Was the murdered President one of our best, a man of “vigor, rationality, and noble vision” or was he “an optical illusion,” “an expensively programmed waxwork”? A noted historian examines the mottled evolution of his reputation.
December 1983 | Volume 35, Issue 1
Some historians have offered a spirited rebuttal, too, to the allegation that Kennedy was an implacable Cold Warrior. They point out that as early as 1961 he was saying, “the United States is neither omnipotent nor omniscient … we cannot impose our will upon the other 94 percent of mankind. ” They note, also, how often he showed restraint—in resisting loud demands to invade Cuba or to smash the Berlin Wall, in accepting compromise on Laos, in taking pains not to discomfort Khrushchev unnecessarily in the missile crisis. “Most conspicuous,” wrote the critic Hannah Arendt, ”… were the extremes to which he did not go.” The historian Henry Pachter, who was critical of much of the President’s performance, stated, “Kennedy’s true claim to fame in matters of foreign policy is his genuine reversal of American attitudes to the Third World,” especially in encouraging acceptance of neutralism and socialism and in taking “long shots” on “unsafe leaders” like Nkrumah. If the Alliance for Progress was flawed, it nonetheless represented a new attitude. Kennedy is perceived as an innovator who established the Peace Corps, which sent volunteers from Togo to Sarawak; negotiated the Test Ban Treaty, a first step, in his words, toward getting “the genie back in the bottle”; and set up the hotline between the Pentagon and the Kremlin. (It was first tested while Kennedy was in office, and a puzzled Russian operator replied, “Please explain what is meant by a quick brown fox jumping over a lazy dog.”) His defenders claim either that Kennedy had already made plans to withdraw from Vietnam or that, given what one knows about him, it is unreasonable to assume that he would have persisted as Johnson did. “He would have understood the opposition to the war as it arose,” the New York Times columnist Anthony Lewis has written, “and he would not have let his own ego get in the way of adjusting to the country’s deepening perception.” Finally, his proponents note that his American University speech in June 1963 departed abruptly from the rhetoric of the Cold War. “For, in the final analysis,” Kennedy said, “our most basic common link is that we all inhabit this small planet.

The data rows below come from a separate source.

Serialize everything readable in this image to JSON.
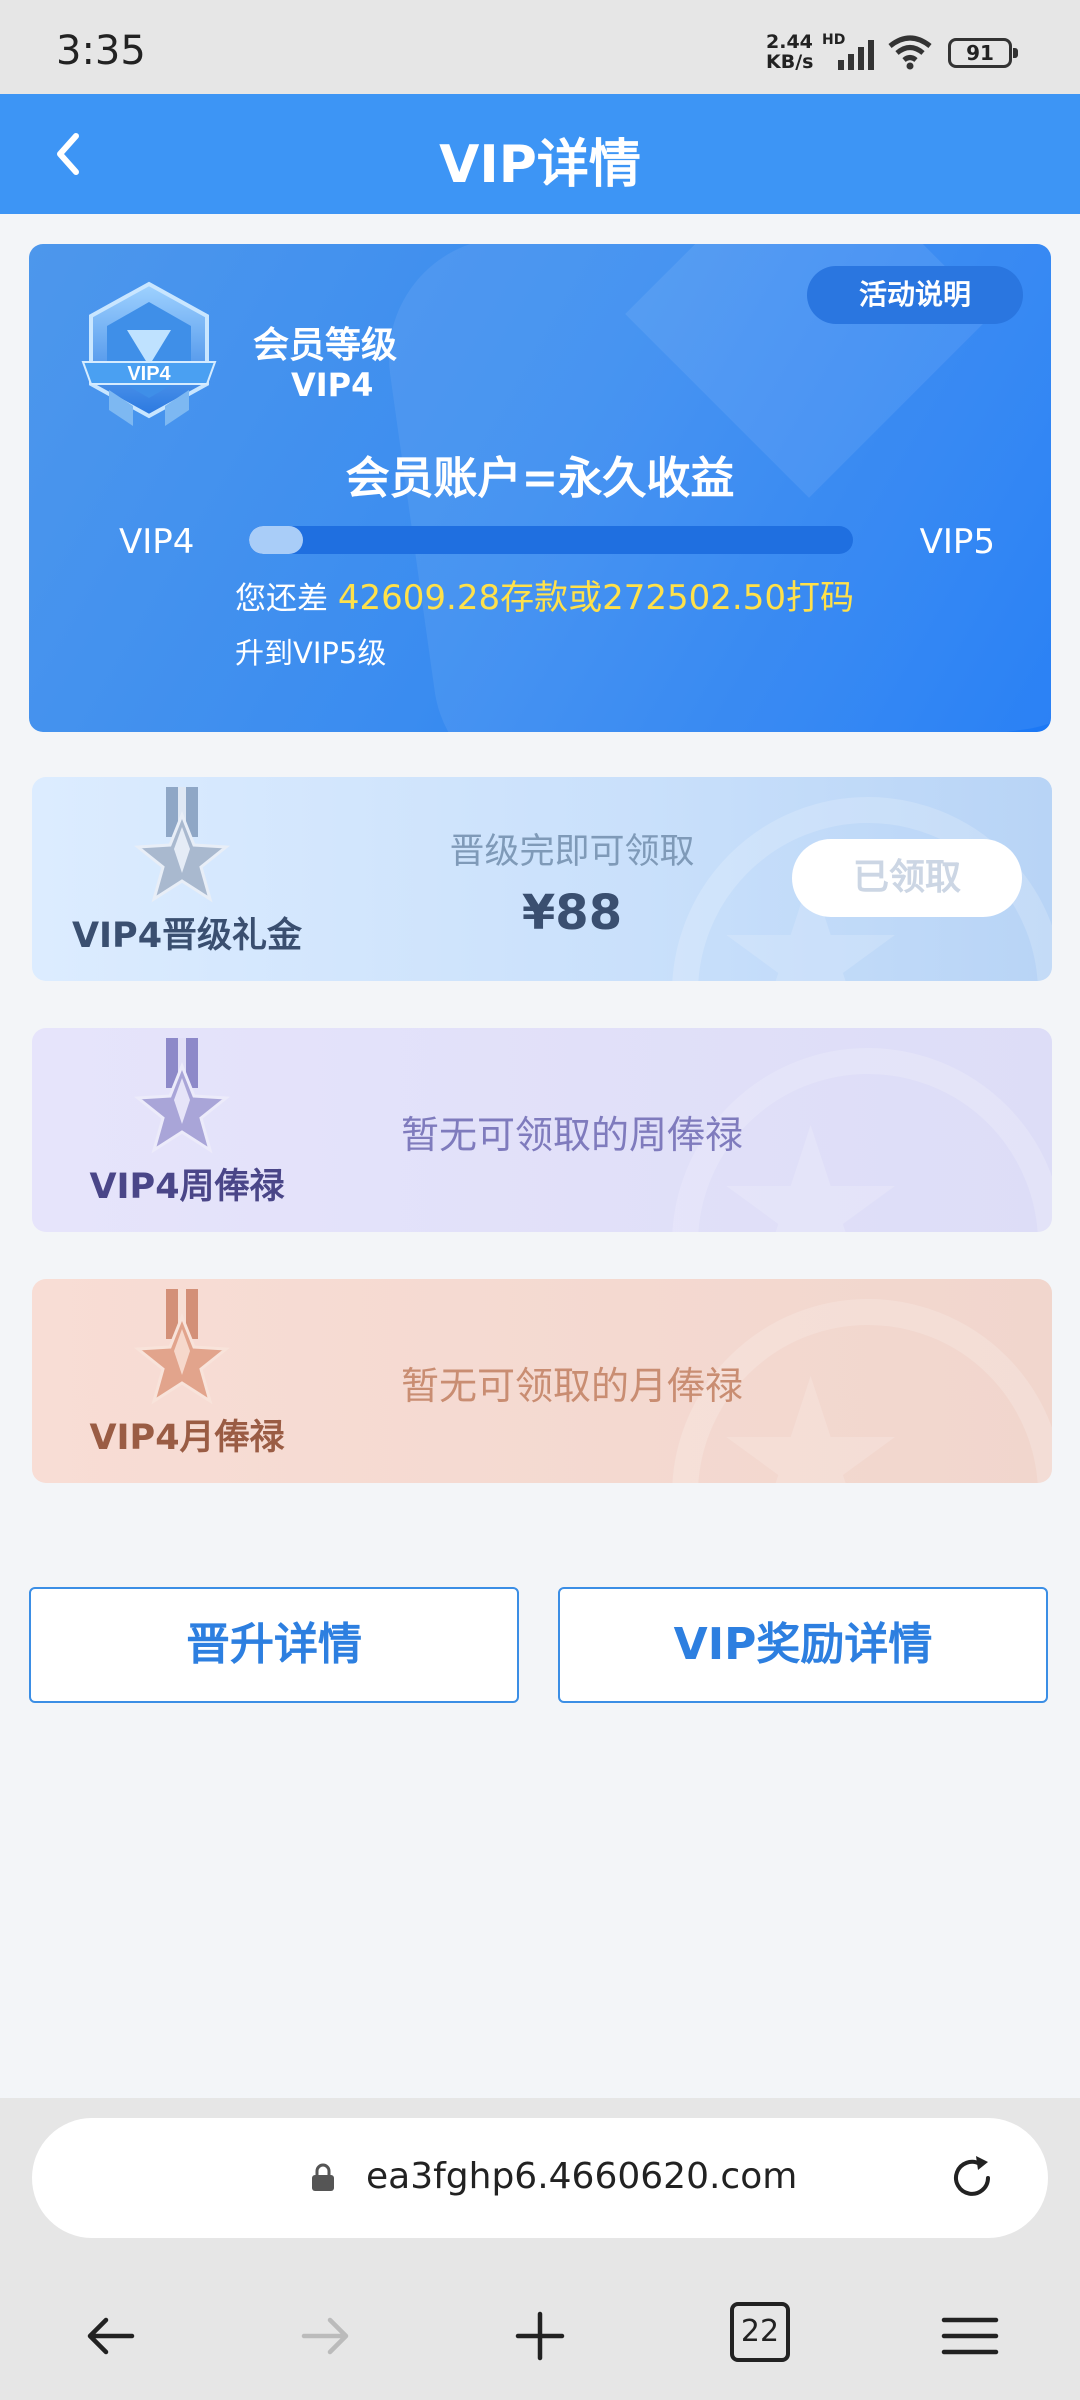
{
  "status_bar": {
    "time": "3:35",
    "net_speed_top": "2.44",
    "net_speed_bottom": "KB/s",
    "hd": "HD",
    "battery": "91"
  },
  "nav": {
    "title": "VIP详情",
    "back_icon": "chevron-left-icon"
  },
  "vip_card": {
    "activity_label": "活动说明",
    "badge_text": "VIP4",
    "level_label": "会员等级",
    "level_value": "VIP4",
    "slogan": "会员账户=永久收益",
    "current_level": "VIP4",
    "next_level": "VIP5",
    "progress": 0.09,
    "need_prefix": "您还差",
    "need_highlight": "42609.28存款或272502.50打码",
    "upgrade_text": "升到VIP5级"
  },
  "rewards": [
    {
      "name": "VIP4晋级礼金",
      "subtitle": "晋级完即可领取",
      "amount": "¥88",
      "button": "已领取",
      "medal_icon": "silver-star-medal-icon"
    },
    {
      "name": "VIP4周俸禄",
      "empty_text": "暂无可领取的周俸禄",
      "medal_icon": "purple-star-medal-icon"
    },
    {
      "name": "VIP4月俸禄",
      "empty_text": "暂无可领取的月俸禄",
      "medal_icon": "bronze-star-medal-icon"
    }
  ],
  "actions": {
    "promotion_details": "晋升详情",
    "vip_reward_details": "VIP奖励详情"
  },
  "browser": {
    "url": "ea3fghp6.4660620.com",
    "tab_count": "22"
  },
  "colors": {
    "nav_blue": "#3d95f5",
    "highlight_yellow": "#ffe14a",
    "button_blue": "#2d7fe0"
  }
}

We all breathe the same air. We all cherish our children’s future. And we are all mortal.”
Perhaps the most judicious appreciation of Kennedy has come from a man who might have been expected to have been a critic, the socialist Michael Harrington, who said in 1973: “The claim I make for his historic significance is both restrained and major. Within the limits of the possible, as defined by his own pragmatic liberalism and the reactionary congressional power arrayed against it, he developed to a surprising degree. How far he would have gone, we will never know. (Robert Kennedy, who survived his brother by a little less than five years, spent them in making the most extraordinary pilgrimage a practicing politician has ever traveled. What if John Kennedy had had those years too?) John F. Kennedy … must be judged not as a shining knight nor as a failed hero but as a man of his time and place.… He was not, of course, a radical and it is silly to accuse him, as some of his disillusioned followers have, of not having carried out basic transformations of the system. That was never his intention and had it been the people would not have elected him President.
“And yet, within the context of his political and personal limitations, John F. Kennedy grew enormously. He arrived at the White House a young, and not terribly distinguished, senator from the Eisenhower years with a tiny margin of victory and a Dixiecrat-Republican majority against him in the Congress.
“The America which inaugurated him in January, 1961, still believed in the verities of the Cold War (as did Kennedy in his speech of that day), in the sanctity of the balanced budget, and it had not begun to come to terms with that great mass movement led by Martin Luther King, Jr. The America which mourned John F. Kennedy in November, 1963, was different. It was not transformed—but it was better. That was Kennedy’s modest and magnificent achievement.”
In the years to come, historians, while continuing to refine their estimates of Kennedy, will probably conclude that there is more to the history of this time than deciding whether Kennedy deserves to be admitted to the Valhalla of “Great Presidents,” assigned to the vestibule of the “near great” or shoved into more crowded quarters with all the rest.
The subject invites the attention of the social historian and the cultural historian. William Carleton has reflected on Kennedy as a romantic hero: “Strange that he should have come out of the America of the machine and mass production. Or is it? People in our prosaic age, particularly young Americans, were yearning for a romantic hero, as the James Dean cult among our youth reveals. Now they have an authentic one.” Mark Gelfand, an authority on the history of the city, has pointed out that Kennedy was the spokesman of postindustrial America, of a metropolitan sophistication far removed from the sensibility of an Al Smith. (When Kennedy first ran for office, an observer noted with astonishment that “he never even went to a wake unless he knew the deceased personally.”) Kennedy, the critic David Bazelon has written, succeeded in “ridding us at last of Abe’s log cabin … and allowing us to enter a twentieth-century fantasy with city immigrants as heroes, instead of homesteading farmers.”